# [Records]
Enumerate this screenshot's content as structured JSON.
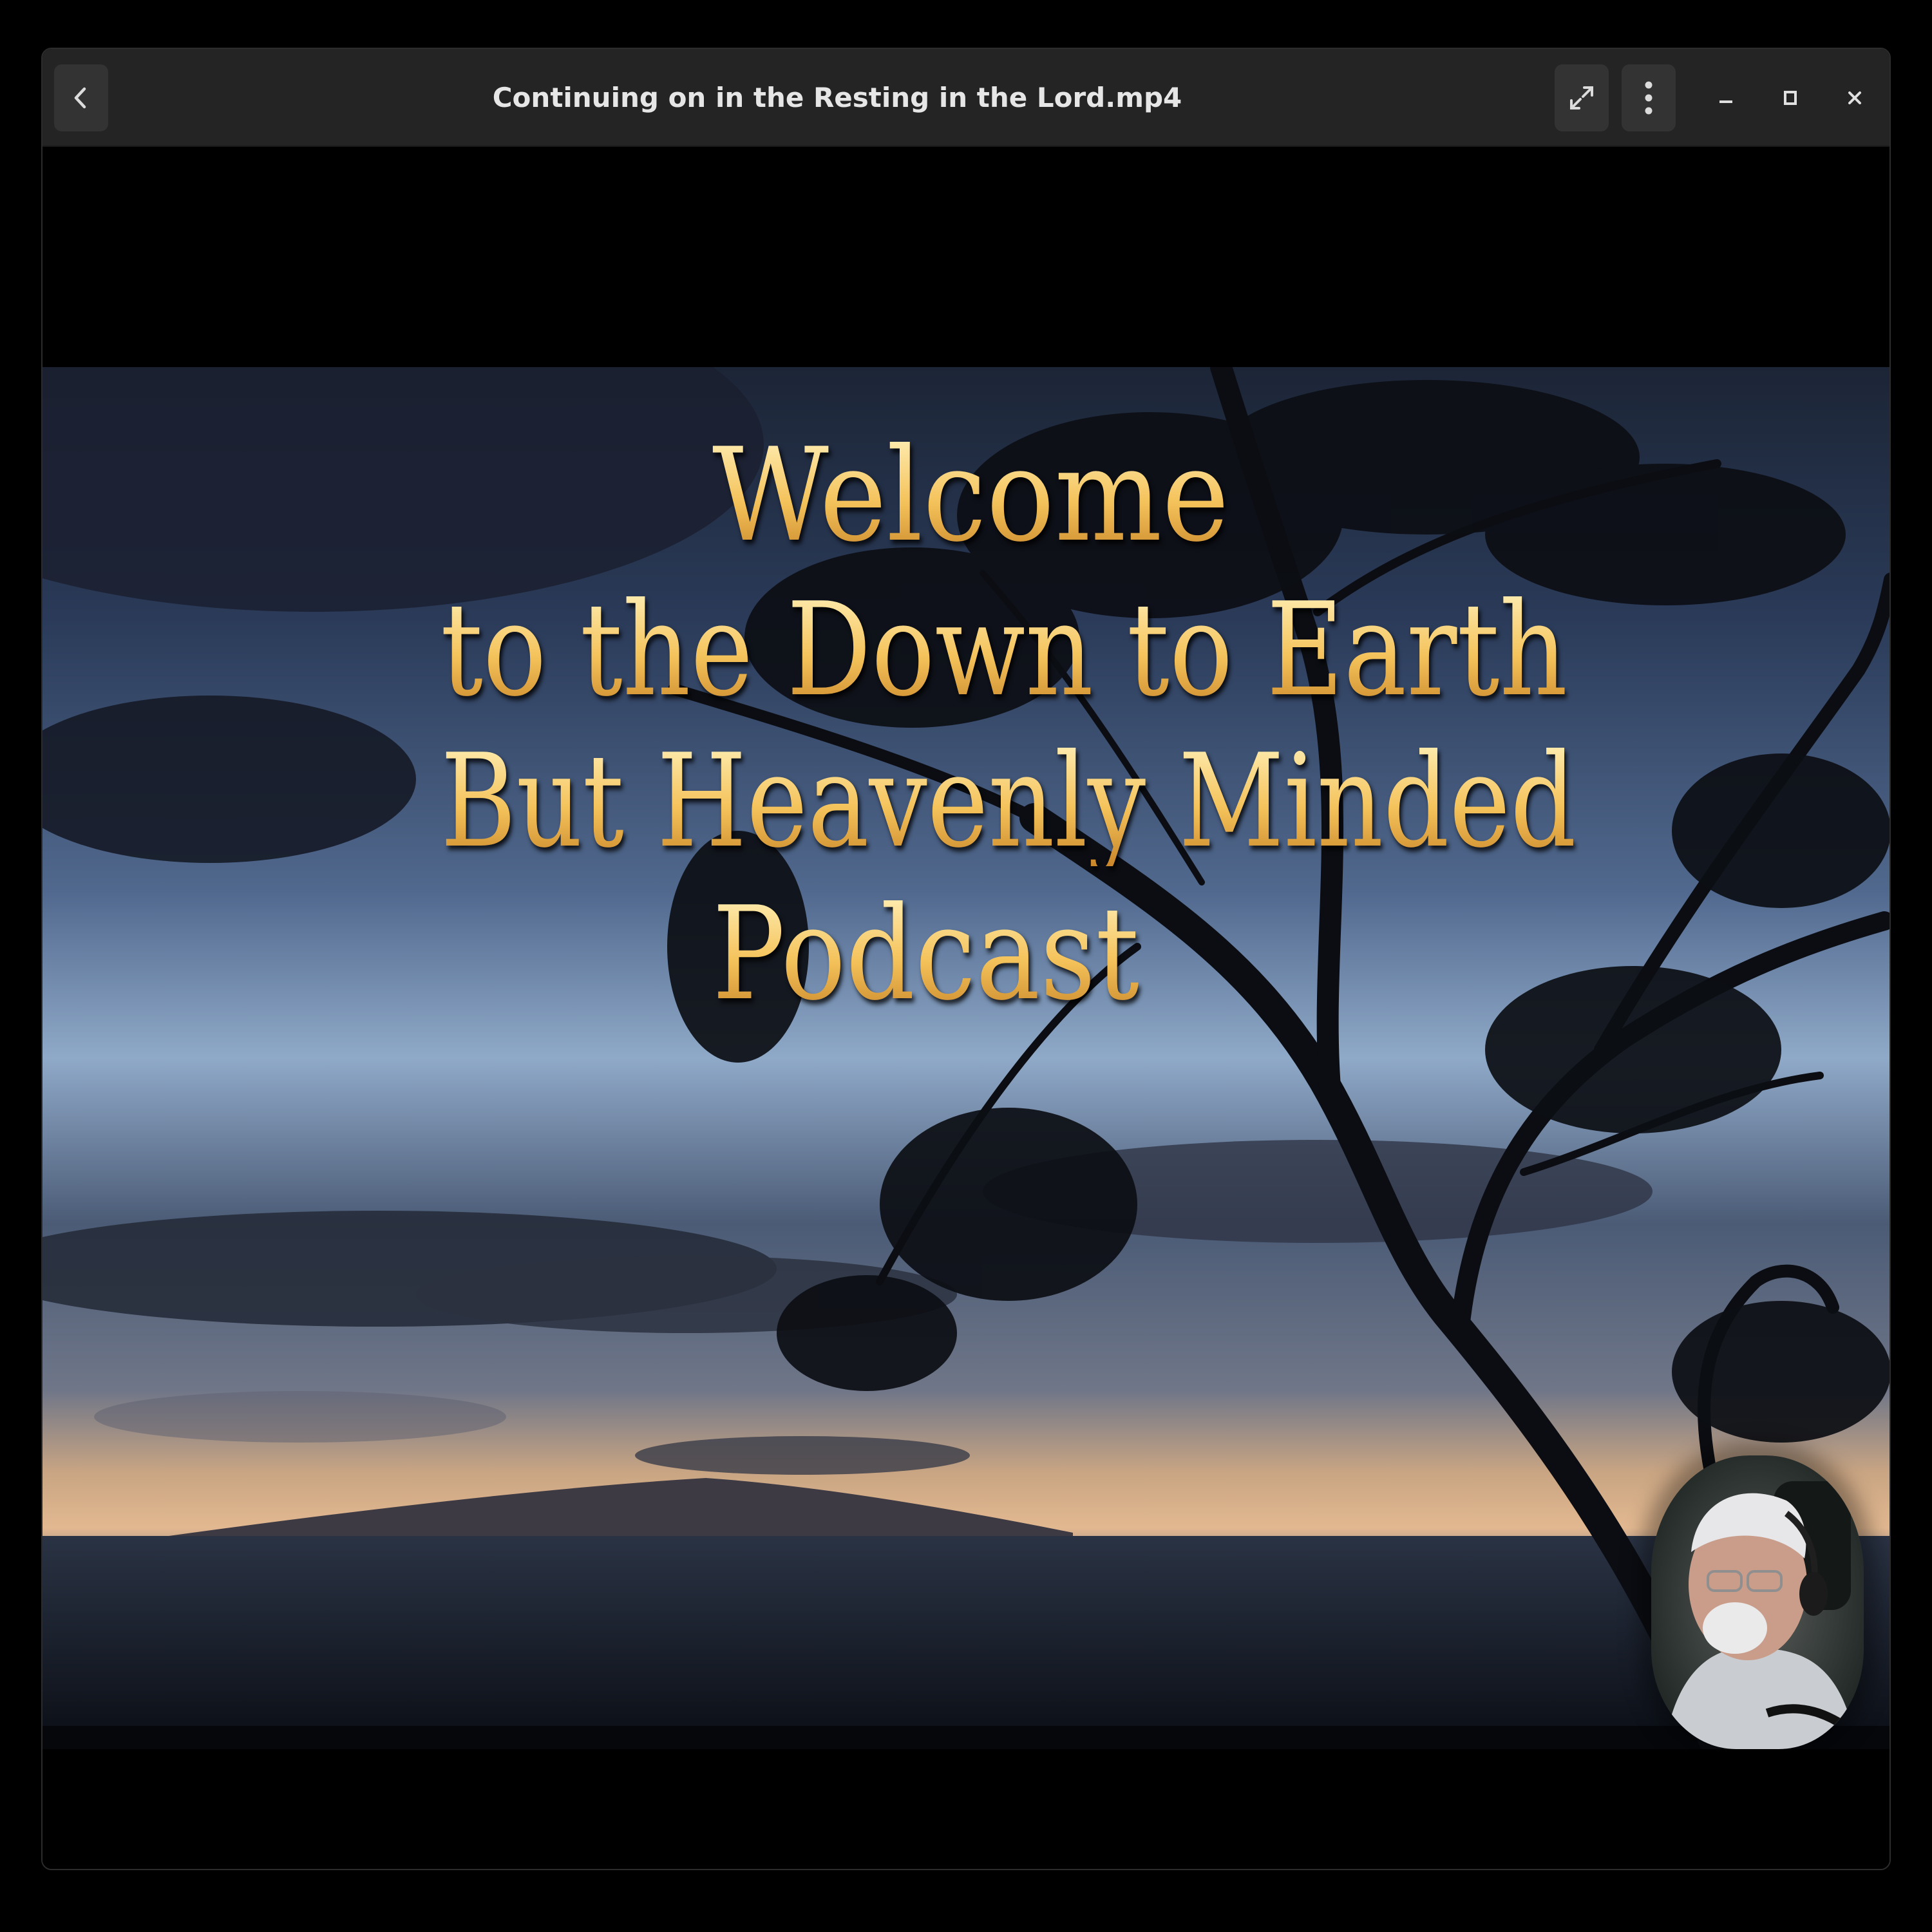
{
  "window": {
    "title": "Continuing on in the Resting in the Lord.mp4"
  },
  "headerbar": {
    "back_icon": "chevron-left-icon",
    "fullscreen_icon": "fullscreen-icon",
    "menu_icon": "kebab-menu-icon",
    "minimize_icon": "minimize-icon",
    "maximize_icon": "maximize-icon",
    "close_icon": "close-icon"
  },
  "video": {
    "overlay_lines": [
      "Welcome",
      "to the Down to Earth",
      "But Heavenly Minded",
      "Podcast"
    ],
    "text_color": "#f2c56a"
  },
  "colors": {
    "headerbar_bg": "#242424",
    "button_bg": "#333333",
    "title_text": "#e6e6e6"
  }
}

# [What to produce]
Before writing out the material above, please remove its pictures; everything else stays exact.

# [Your solution]
Enumerate this screenshot's content as structured JSON.
{
  "window": {
    "title": "Continuing on in the Resting in the Lord.mp4"
  },
  "headerbar": {
    "back_icon": "chevron-left-icon",
    "fullscreen_icon": "fullscreen-icon",
    "menu_icon": "kebab-menu-icon",
    "minimize_icon": "minimize-icon",
    "maximize_icon": "maximize-icon",
    "close_icon": "close-icon"
  },
  "video": {
    "overlay_lines": [
      "Welcome",
      "to the Down to Earth",
      "But Heavenly Minded",
      "Podcast"
    ],
    "text_color": "#f2c56a"
  },
  "colors": {
    "headerbar_bg": "#242424",
    "button_bg": "#333333",
    "title_text": "#e6e6e6"
  }
}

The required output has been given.